Hundreds of professionals and organisations had participated in the survey at that time. The result: 62 percent of health workers come from abroad. By 2034, 71 percent of doctors will retire, and in the remaining health professions (including nursing), there could be a shortage of 6,000 people. Making the individual professions more attractive was only one of the measures announced to counteract this and has been “under construction” for some time.

Last September, the Health Round Table met and addressed this issue. Health Minister Paulette Lenert spoke of a “problem that needs to be addressed urgently”. Lenert and Social Security Minister Romain Schneider explained that the need in Luxembourg could not be met by Luxembourg staff alone. In addition, many students studying abroad would later settle there professionally.

New Bachelor's degree programme

In the future, it will therefore become clear which concrete ideas can be elaborated and implemented by the working group of the Health Round Table. The presentation of the reform plans last week is the most recent. The training of various professions in the health sector will be adapted. In a working group, the area of nursing in particular was analysed. The LTPS (“Lycée technique pour professions de santé”) will continue to take care of the BTS training “Infirmier en soins généraux”.

However, the specialisations will be taken over by the University of Luxembourg and offered from 2022/2023, respectively from 2023/2024 on. From the same school year, a three-year bachelor's programme for “Infirmier en soins généraux” will be added and the offer for the “Infirmier spécialisé” will also be expanded.
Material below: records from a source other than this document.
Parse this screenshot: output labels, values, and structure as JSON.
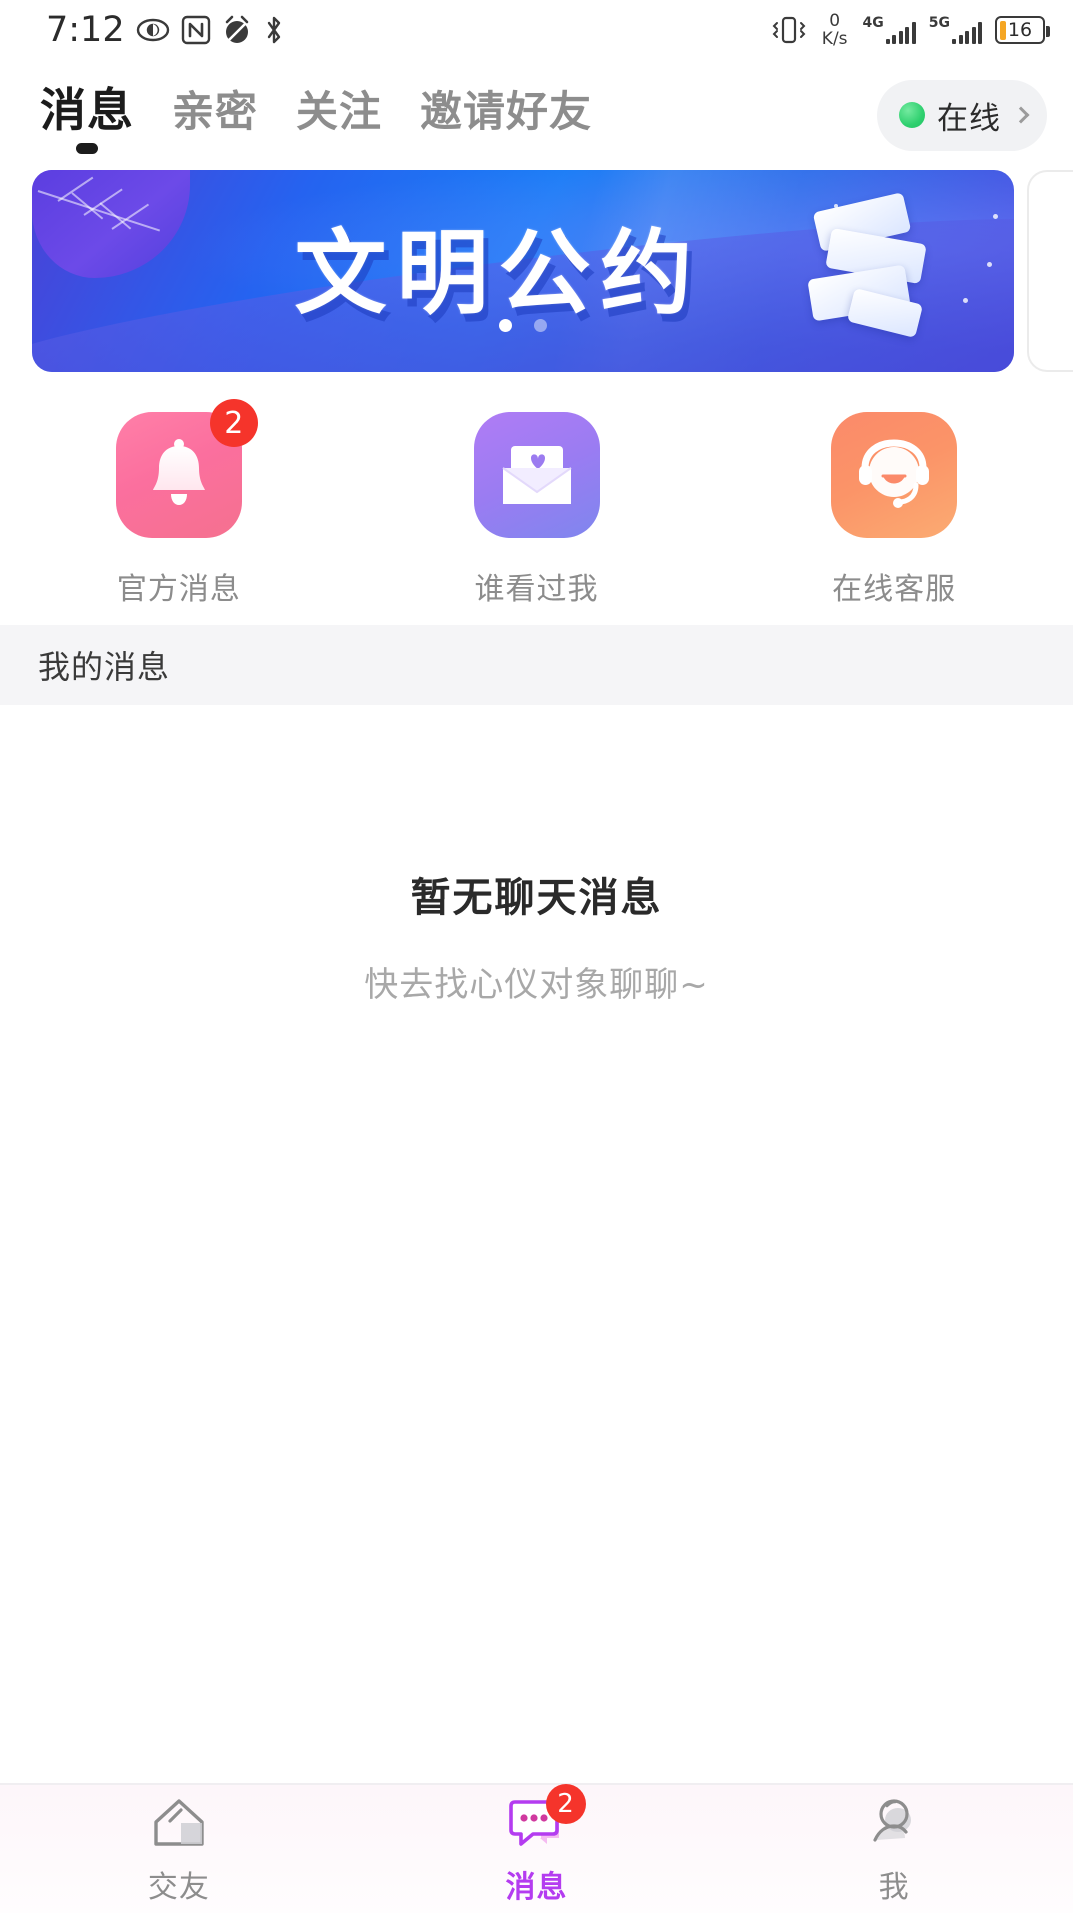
{
  "status_bar": {
    "time": "7:12",
    "left_icons": [
      "eye-icon",
      "nfc-icon",
      "alarm-mute-icon",
      "bluetooth-icon"
    ],
    "vibrate_icon": "vibrate-icon",
    "net_speed_value": "0",
    "net_speed_unit": "K/s",
    "sim1_network": "4G",
    "sim2_network": "5G",
    "battery_percent": "16"
  },
  "top_tabs": {
    "items": [
      {
        "label": "消息",
        "active": true
      },
      {
        "label": "亲密",
        "active": false
      },
      {
        "label": "关注",
        "active": false
      },
      {
        "label": "邀请好友",
        "active": false
      }
    ],
    "status_pill": {
      "label": "在线",
      "dot_color": "#2fd06f",
      "chevron": "chevron-right-icon"
    }
  },
  "banner": {
    "title": "文明公约",
    "dots": [
      true,
      false
    ],
    "gradient_start": "#4b41d6",
    "gradient_end": "#1b7ef6"
  },
  "shortcuts": [
    {
      "label": "官方消息",
      "icon": "bell-icon",
      "badge": "2",
      "color": "#fb6f9e"
    },
    {
      "label": "谁看过我",
      "icon": "envelope-heart-icon",
      "badge": "",
      "color": "#9a7cf2"
    },
    {
      "label": "在线客服",
      "icon": "headset-smile-icon",
      "badge": "",
      "color": "#fb9468"
    }
  ],
  "section": {
    "title": "我的消息"
  },
  "empty_state": {
    "title": "暂无聊天消息",
    "subtitle": "快去找心仪对象聊聊~"
  },
  "bottom_nav": {
    "items": [
      {
        "label": "交友",
        "icon": "home-icon",
        "active": false,
        "badge": ""
      },
      {
        "label": "消息",
        "icon": "chat-bubble-icon",
        "active": true,
        "badge": "2"
      },
      {
        "label": "我",
        "icon": "person-icon",
        "active": false,
        "badge": ""
      }
    ],
    "active_color": "#b43cf0"
  }
}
Only last year, a new bachelor's degree in medicine was introduced at the local university. Since then, the first three years can be completed here in the country. Until that point, only one year was offered in Luxembourg, after which students had to go abroad.

However, it will be some time before these improvements bear fruit and provide the skills needed for the 26 health professions in the country. But what is the situation like at the moment for the people caring for patients on a daily basis? What impact did the pandemic have on their daily work? What is the mood like among the staff and what challenges do they have to overcome? Four people who work in the health sector will tell you themselves.

In the video:

midwife Melina Multon,
nursing assistant Jil Scheuer,
intensive care physician Dr Jean Reuter
and psychologist and psychotherapist Dr Phil Charles Benoy.

Impressions from the health sector

*in Luxembourgish with English subtitles